The full listing below is to be written out exactly.

□ □ □ □ □

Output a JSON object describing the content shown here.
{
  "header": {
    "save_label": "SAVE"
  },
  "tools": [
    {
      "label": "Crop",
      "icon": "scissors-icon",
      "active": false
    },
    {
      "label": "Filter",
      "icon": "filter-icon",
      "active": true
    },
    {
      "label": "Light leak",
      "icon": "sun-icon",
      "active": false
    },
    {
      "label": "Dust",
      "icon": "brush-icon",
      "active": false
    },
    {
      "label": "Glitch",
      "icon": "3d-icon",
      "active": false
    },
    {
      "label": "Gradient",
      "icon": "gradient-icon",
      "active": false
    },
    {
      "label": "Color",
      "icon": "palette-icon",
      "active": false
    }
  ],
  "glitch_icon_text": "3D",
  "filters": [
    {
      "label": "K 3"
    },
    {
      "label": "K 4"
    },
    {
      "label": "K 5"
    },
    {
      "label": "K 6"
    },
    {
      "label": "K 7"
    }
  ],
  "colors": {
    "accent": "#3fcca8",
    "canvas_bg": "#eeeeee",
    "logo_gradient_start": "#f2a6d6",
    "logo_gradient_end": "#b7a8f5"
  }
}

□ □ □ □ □

EXPECTED ANSWER -
Output a JSON object describing the content shown here.
{
  "header": {
    "save_label": "SAVE"
  },
  "tools": [
    {
      "label": "Crop",
      "icon": "scissors-icon",
      "active": false
    },
    {
      "label": "Filter",
      "icon": "filter-icon",
      "active": true
    },
    {
      "label": "Light leak",
      "icon": "sun-icon",
      "active": false
    },
    {
      "label": "Dust",
      "icon": "brush-icon",
      "active": false
    },
    {
      "label": "Glitch",
      "icon": "3d-icon",
      "active": false
    },
    {
      "label": "Gradient",
      "icon": "gradient-icon",
      "active": false
    },
    {
      "label": "Color",
      "icon": "palette-icon",
      "active": false
    }
  ],
  "glitch_icon_text": "3D",
  "filters": [
    {
      "label": "K 3"
    },
    {
      "label": "K 4"
    },
    {
      "label": "K 5"
    },
    {
      "label": "K 6"
    },
    {
      "label": "K 7"
    }
  ],
  "colors": {
    "accent": "#3fcca8",
    "canvas_bg": "#eeeeee",
    "logo_gradient_start": "#f2a6d6",
    "logo_gradient_end": "#b7a8f5"
  }
}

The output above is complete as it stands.